    • Ray Johnstone
      4 weeks ago

      Bonjour Jp,
      Wow! is all I can think of to say.
      Thanks very much indeed for your amazingly detailed and obviously heartfelt description of your stage career and the memories of your experiences alongside the famous Josephine Baker.
      What a fabulous personality she had! And what an achievement. Her stellar rise from the segregated Deep South to the pinnacle of world entertainment — a live show in Paris — was no easy feat. And hats off to her for never forgetting her humble start in life.
      Thanks again for reading my article and for your wonderful insights into so many aspects of her career and for sharing them with us. I’m sure that many readers of My French Life will share my gratitude.
      Merci encore.
      Amicalement.
      Ray

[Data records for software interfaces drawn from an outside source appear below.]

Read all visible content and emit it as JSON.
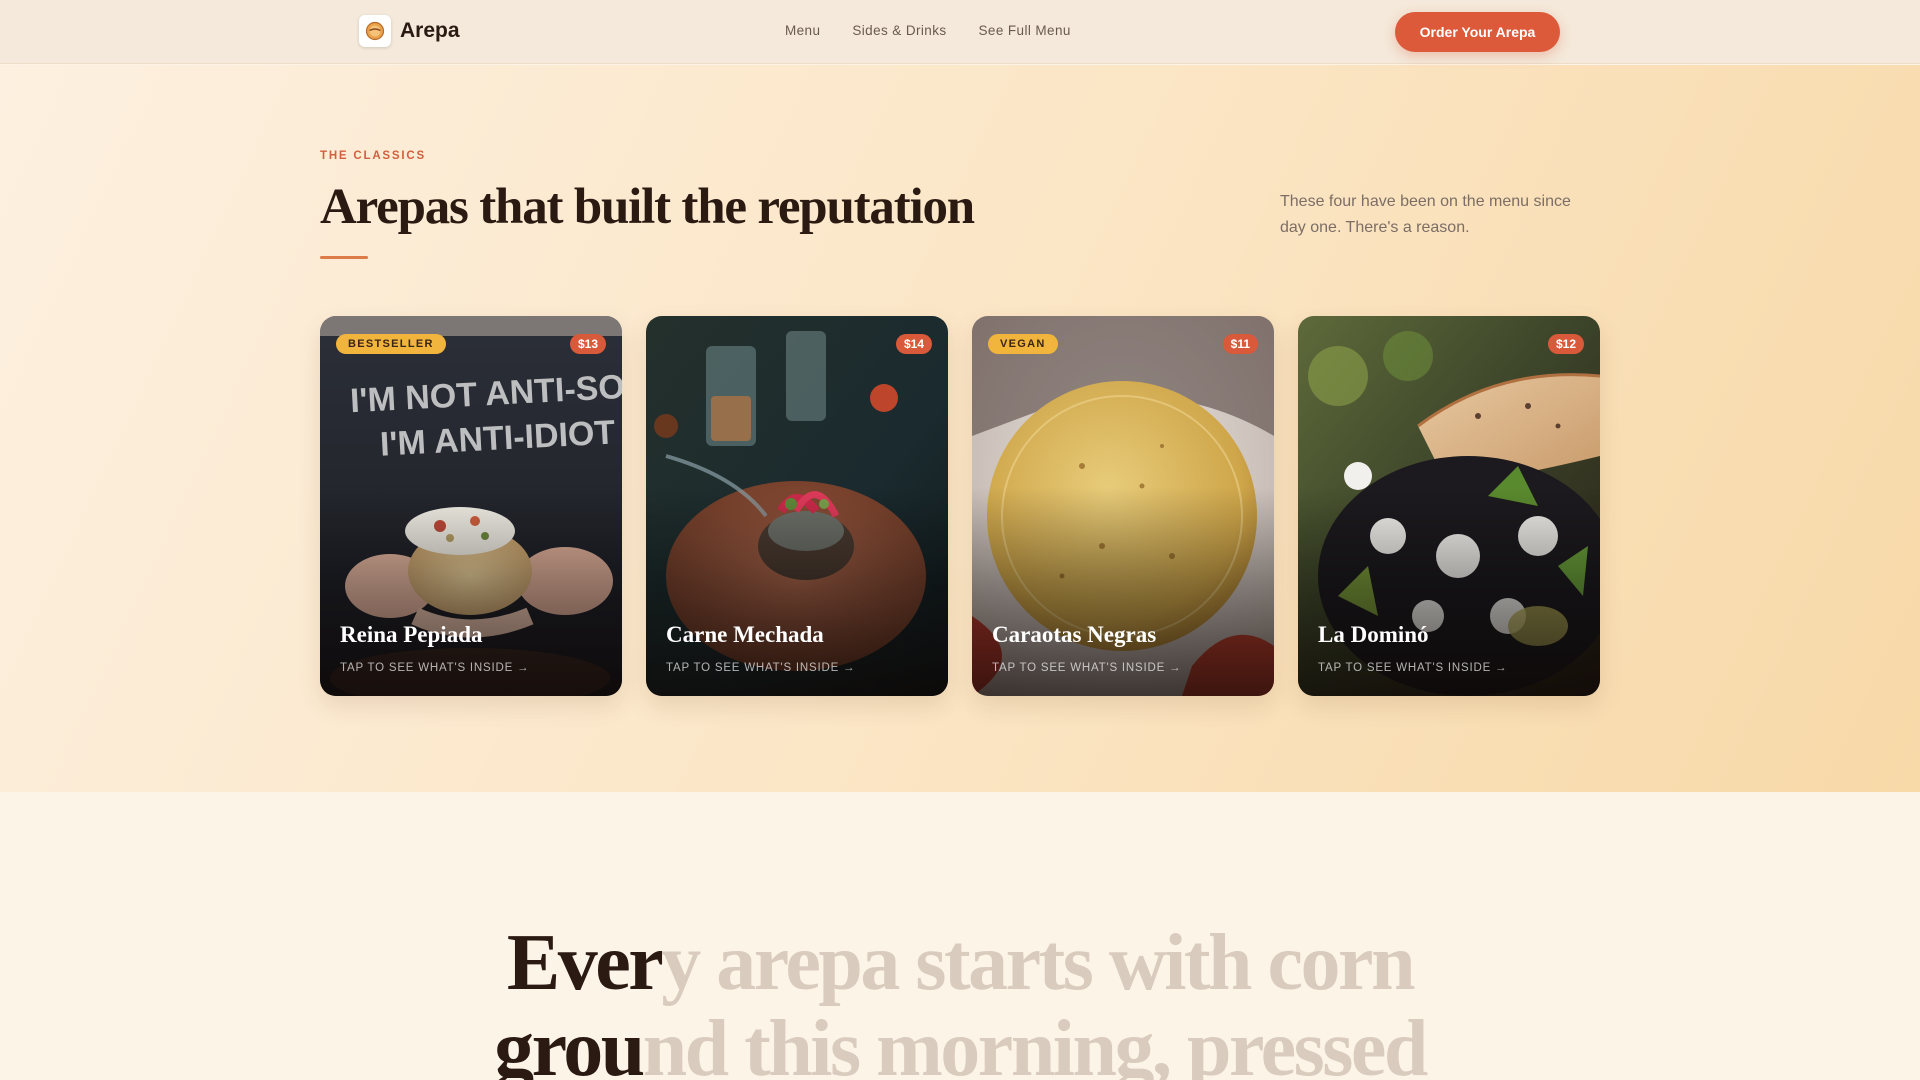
{
  "nav": {
    "brand": "Arepa",
    "links": [
      "Menu",
      "Sides & Drinks",
      "See Full Menu"
    ],
    "cta": "Order Your Arepa"
  },
  "hero": {
    "eyebrow": "THE CLASSICS",
    "heading": "Arepas that built the reputation",
    "lede": "These four have been on the menu since day one. There's a reason."
  },
  "cards": [
    {
      "name": "Reina Pepiada",
      "price": "$13",
      "badge": "BESTSELLER",
      "cta": "TAP TO SEE WHAT'S INSIDE →",
      "shirt_text": "I'M NOT ANTI-SOCIAL I'M ANTI-IDIOT"
    },
    {
      "name": "Carne Mechada",
      "price": "$14",
      "badge": "",
      "cta": "TAP TO SEE WHAT'S INSIDE →"
    },
    {
      "name": "Caraotas Negras",
      "price": "$11",
      "badge": "VEGAN",
      "cta": "TAP TO SEE WHAT'S INSIDE →"
    },
    {
      "name": "La Dominó",
      "price": "$12",
      "badge": "",
      "cta": "TAP TO SEE WHAT'S INSIDE →"
    }
  ],
  "story": {
    "line1_on": "Ever",
    "line1_off": "y arepa starts with corn",
    "line2_on": "grou",
    "line2_off": "nd this morning, pressed"
  },
  "colors": {
    "accent": "#dc5a3a",
    "badge": "#f1b53e",
    "heading": "#2a1a12",
    "eyebrow": "#d2603e"
  },
  "icons": {
    "logo": "arepa-logo-icon"
  }
}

      • Judy MacMahon
        4 weeks ago

        Thank you JP and Ray
        I loved this mini-series on Josephine Baker!
        And JP your personal account is inspiring. Thank you for taking the time to share it with us!
        Judy MacMahon